Cernousek’s round of even-par on Monday helped her clinch the first victory of her college career. Last week, she qualified for the U.S. Women’s Open at a 36-hole qualifier where she had to sleep on an 18-hole lead because of weather delays, and now she also earned a spot in the field next week via her victory at Omni La Costa.

She also earned an LPGA exemption into the Dana Open.

“She puts the team first, and that’s all you can ask for,” Texas A&M coach Gerrod Chadwell said. “And then just her humbleness and work ethic. It’s crazy to think that her first (win) would be at this stage.

“I wish I had five of her.”

Chadwell noted it took time for he and Cernousek to gel, saying they butted heads a few times. Early on, Chadwell felt as if Cernousek didn’t want to be there.

She never wavered. Texas A&M was where she wanted to be, and now she’s the Aggies’ first individual champion.

“All the support I have back home by my teammates, the coaches. And yeah, the work I put in every day,” Cernousek said about her motivations.

Cernousek, from France, was on the phone with her parents shortly after finishing her round. With a nine-hour time difference, they were up at 3 a.m. back home watching their daughter achieve the greatest achievement of her life.

Chadwell calls Cernousek “fish,” a name he gives to freshman but that has stuck with Cernousek since she was his first player after taking the job.
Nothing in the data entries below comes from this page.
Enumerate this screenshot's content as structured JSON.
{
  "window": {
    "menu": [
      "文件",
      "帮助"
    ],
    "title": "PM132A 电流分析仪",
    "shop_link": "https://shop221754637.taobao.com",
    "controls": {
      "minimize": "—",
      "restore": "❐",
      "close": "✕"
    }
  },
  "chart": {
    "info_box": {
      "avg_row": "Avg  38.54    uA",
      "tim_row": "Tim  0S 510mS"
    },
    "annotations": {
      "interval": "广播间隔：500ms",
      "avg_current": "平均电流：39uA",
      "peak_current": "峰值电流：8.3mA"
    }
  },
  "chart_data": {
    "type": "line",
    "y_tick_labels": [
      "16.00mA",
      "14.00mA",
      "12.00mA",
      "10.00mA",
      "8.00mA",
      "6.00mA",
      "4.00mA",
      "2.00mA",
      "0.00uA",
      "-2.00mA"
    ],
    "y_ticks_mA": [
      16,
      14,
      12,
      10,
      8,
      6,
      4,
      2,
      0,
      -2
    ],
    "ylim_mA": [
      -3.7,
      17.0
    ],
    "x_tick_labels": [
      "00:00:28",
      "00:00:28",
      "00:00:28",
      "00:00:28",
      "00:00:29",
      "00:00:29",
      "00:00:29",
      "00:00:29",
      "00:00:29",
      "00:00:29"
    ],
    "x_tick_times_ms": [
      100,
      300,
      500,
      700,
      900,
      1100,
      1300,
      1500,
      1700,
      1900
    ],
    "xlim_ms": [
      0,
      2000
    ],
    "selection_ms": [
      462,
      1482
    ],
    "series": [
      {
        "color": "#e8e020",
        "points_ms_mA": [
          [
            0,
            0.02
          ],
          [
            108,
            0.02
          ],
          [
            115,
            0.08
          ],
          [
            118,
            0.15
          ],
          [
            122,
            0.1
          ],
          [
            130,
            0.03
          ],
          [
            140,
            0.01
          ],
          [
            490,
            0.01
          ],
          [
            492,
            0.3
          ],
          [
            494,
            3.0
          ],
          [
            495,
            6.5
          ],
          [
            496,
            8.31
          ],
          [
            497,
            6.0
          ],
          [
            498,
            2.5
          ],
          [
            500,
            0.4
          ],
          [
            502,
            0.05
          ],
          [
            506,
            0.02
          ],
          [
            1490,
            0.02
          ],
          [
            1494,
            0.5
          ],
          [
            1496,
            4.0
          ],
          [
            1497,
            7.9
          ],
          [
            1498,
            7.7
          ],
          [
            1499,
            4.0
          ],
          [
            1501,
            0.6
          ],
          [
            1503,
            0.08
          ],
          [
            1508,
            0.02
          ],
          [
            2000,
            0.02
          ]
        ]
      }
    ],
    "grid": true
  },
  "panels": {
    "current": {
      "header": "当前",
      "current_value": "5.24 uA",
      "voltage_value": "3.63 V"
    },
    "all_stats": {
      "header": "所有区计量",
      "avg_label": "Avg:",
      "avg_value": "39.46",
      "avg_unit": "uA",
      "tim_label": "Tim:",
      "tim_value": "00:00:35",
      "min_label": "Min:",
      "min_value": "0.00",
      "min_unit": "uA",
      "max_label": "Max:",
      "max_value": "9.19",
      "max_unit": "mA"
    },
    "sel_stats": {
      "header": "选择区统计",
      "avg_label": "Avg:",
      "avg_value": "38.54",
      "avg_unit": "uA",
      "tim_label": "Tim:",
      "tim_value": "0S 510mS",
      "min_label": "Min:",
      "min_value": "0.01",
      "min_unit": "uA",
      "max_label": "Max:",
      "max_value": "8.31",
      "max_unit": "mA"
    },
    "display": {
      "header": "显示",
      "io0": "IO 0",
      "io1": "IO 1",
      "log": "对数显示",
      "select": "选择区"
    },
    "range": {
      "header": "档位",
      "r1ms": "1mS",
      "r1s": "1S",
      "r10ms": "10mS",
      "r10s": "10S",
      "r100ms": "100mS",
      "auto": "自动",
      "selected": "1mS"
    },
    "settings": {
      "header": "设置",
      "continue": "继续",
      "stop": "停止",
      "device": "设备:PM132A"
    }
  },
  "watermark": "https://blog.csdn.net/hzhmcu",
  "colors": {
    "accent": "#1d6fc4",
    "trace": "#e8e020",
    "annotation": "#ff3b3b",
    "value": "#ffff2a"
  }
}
Now, Cernousek is going to have a different nickname: NCAA champion.

Story originally appeared on GolfWeek